Flinders graduate Dr. Ankit Kavi and his Ph.D. supervisor Associate Professor Jochen Kaempf say the newly described cyclones comprise westerly equatorial wind bursts and north-westerly winds along Sumatra west coast.
They found that SETIO cyclones are short-lived weather-like events that develop frequently during austral winter/spring and operate to maintain a warm surface ocean in the region.
"Dramatic changes happen in some years when SETIO cyclones fail to develop, and ambient winds trigger the appearance of cold seawater in a vast area strongly disturbing both winds and rainfall patterns over the Indian Ocean," says Associate Professor Kaempf.
"In the natural sciences, it is of uttermost importance to identify so-called trigger processes, such as SETIO cyclones, that link the cause to an effect.
"This is a rare new discovery that sheds new light into the functioning of the IOD."

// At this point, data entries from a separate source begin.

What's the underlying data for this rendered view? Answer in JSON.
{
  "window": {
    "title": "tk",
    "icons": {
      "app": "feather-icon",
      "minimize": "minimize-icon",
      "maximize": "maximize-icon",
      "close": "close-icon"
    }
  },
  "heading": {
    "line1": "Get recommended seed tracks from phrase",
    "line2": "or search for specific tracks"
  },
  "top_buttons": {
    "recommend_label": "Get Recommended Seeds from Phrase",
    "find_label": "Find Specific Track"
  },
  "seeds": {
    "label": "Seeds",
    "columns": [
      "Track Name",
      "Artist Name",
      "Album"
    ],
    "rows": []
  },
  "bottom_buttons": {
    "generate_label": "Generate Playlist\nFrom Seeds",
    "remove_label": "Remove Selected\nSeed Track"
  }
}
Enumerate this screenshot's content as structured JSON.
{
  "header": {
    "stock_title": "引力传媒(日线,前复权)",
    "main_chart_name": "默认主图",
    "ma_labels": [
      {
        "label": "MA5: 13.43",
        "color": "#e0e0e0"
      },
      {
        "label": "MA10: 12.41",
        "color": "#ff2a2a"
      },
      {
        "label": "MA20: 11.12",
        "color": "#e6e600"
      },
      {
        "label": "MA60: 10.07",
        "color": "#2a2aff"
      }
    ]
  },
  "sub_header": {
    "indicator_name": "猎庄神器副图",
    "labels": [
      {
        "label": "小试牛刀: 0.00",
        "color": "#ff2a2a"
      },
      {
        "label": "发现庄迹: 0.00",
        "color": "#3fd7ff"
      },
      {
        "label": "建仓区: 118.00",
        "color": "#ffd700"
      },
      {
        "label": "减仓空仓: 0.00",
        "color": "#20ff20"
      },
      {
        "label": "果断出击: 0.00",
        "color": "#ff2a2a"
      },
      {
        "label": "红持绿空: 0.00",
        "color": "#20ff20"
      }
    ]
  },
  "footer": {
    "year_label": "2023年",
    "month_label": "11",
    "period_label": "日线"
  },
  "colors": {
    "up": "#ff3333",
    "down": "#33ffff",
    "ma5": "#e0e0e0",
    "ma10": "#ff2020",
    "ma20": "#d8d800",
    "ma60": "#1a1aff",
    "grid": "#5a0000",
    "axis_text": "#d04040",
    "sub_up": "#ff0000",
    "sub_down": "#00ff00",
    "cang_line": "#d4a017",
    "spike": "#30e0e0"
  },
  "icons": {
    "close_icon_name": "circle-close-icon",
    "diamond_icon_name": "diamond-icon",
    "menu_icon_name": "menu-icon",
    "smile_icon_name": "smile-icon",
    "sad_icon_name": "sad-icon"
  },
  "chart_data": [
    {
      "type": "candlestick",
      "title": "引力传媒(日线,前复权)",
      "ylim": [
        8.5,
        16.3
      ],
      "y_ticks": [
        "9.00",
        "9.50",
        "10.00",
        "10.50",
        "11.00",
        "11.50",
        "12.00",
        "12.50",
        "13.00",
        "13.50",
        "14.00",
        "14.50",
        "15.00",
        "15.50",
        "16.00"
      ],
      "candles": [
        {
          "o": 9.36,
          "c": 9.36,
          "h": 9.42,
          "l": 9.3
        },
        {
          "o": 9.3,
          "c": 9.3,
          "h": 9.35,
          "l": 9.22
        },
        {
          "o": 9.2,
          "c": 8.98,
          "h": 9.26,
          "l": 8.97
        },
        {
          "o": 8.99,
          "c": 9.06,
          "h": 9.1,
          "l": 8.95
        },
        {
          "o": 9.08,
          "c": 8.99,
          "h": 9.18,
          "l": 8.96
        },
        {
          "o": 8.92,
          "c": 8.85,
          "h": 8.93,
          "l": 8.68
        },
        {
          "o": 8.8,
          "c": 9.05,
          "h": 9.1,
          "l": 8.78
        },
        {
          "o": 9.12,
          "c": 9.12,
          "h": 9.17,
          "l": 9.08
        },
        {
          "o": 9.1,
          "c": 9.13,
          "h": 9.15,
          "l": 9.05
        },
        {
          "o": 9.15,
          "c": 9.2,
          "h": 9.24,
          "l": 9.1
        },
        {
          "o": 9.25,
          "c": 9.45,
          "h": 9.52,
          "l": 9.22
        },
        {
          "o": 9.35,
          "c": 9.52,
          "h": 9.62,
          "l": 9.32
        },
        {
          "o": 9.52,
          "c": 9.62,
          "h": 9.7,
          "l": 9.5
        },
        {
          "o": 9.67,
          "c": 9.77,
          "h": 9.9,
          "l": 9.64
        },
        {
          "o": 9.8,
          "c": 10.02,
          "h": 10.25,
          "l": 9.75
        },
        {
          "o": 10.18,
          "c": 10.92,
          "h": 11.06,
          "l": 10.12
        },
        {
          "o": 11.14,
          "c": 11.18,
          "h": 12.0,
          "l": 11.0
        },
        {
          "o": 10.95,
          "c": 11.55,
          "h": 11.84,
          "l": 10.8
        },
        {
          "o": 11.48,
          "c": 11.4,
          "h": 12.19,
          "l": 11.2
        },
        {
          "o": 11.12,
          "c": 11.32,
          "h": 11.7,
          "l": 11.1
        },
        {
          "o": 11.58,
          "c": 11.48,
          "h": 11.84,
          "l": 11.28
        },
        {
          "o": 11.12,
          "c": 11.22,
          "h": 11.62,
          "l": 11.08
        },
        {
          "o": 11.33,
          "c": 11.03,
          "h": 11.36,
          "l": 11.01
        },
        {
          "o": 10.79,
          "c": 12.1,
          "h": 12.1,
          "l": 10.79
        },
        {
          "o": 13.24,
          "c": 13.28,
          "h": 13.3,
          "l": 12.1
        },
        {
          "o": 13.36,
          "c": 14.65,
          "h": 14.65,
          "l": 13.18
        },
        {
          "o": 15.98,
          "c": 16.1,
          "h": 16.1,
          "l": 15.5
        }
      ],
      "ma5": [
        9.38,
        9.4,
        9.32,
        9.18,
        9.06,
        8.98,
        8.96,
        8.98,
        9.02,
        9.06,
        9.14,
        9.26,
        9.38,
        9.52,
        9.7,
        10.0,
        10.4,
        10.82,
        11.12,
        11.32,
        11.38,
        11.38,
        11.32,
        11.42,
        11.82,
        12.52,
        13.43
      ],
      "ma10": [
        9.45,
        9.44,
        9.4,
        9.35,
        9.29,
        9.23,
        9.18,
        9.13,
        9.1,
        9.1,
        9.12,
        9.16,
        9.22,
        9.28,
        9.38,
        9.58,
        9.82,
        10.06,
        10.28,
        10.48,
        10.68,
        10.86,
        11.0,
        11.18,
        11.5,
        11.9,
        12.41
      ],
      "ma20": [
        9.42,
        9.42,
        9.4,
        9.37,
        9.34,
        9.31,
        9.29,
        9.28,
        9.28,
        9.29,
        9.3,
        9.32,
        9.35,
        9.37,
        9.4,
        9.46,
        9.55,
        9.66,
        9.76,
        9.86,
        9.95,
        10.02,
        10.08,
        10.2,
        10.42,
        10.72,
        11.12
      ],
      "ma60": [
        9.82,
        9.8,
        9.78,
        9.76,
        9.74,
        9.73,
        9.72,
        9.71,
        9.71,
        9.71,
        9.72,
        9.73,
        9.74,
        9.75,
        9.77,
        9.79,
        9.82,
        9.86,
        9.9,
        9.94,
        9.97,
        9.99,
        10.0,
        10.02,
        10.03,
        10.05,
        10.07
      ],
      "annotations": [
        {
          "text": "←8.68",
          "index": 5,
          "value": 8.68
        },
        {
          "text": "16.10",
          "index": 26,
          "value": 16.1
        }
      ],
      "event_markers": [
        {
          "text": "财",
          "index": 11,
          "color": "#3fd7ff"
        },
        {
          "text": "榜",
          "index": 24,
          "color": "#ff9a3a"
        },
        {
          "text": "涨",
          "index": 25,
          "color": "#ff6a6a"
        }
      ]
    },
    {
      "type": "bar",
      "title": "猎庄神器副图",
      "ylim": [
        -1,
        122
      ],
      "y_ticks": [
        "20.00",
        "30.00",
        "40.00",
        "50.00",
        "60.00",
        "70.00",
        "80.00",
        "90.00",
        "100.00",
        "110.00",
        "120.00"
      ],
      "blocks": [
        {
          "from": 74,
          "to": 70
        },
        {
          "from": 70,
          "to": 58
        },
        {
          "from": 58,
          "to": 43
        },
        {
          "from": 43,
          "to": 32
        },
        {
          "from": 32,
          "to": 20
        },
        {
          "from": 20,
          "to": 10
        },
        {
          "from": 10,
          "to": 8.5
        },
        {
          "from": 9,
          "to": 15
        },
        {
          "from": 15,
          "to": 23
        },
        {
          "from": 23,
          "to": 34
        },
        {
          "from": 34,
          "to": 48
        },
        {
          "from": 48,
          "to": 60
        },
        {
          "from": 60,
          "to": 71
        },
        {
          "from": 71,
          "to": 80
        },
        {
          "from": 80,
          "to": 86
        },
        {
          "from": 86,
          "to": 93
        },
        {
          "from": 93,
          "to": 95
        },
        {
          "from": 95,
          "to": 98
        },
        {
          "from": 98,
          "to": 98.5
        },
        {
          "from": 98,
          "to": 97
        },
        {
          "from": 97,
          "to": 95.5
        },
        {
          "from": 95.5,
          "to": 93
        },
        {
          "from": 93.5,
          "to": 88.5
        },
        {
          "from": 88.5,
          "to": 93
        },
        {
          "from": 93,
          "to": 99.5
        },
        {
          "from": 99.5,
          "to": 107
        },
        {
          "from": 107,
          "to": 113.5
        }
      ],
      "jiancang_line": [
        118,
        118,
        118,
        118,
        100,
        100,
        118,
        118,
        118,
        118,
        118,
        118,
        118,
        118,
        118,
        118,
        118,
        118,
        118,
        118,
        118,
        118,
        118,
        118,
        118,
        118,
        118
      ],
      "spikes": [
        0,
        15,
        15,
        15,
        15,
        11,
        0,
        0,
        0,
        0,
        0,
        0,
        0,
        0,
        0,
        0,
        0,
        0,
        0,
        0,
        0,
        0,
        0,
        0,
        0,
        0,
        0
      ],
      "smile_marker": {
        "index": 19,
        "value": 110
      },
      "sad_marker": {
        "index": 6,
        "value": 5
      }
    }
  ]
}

Associate Professor Kaempf hopes that this work will attract future research funding to investigate the formation of SETIO cyclones in more detail as to improve the forecasting of the IOD.
The article, "Synoptic-scale atmospheric cyclones in the South-East Tropical Indian Ocean (SETIO) and their relation to IOD variability," has been published in the Journal of Southern Hemisphere Earth Systems Science.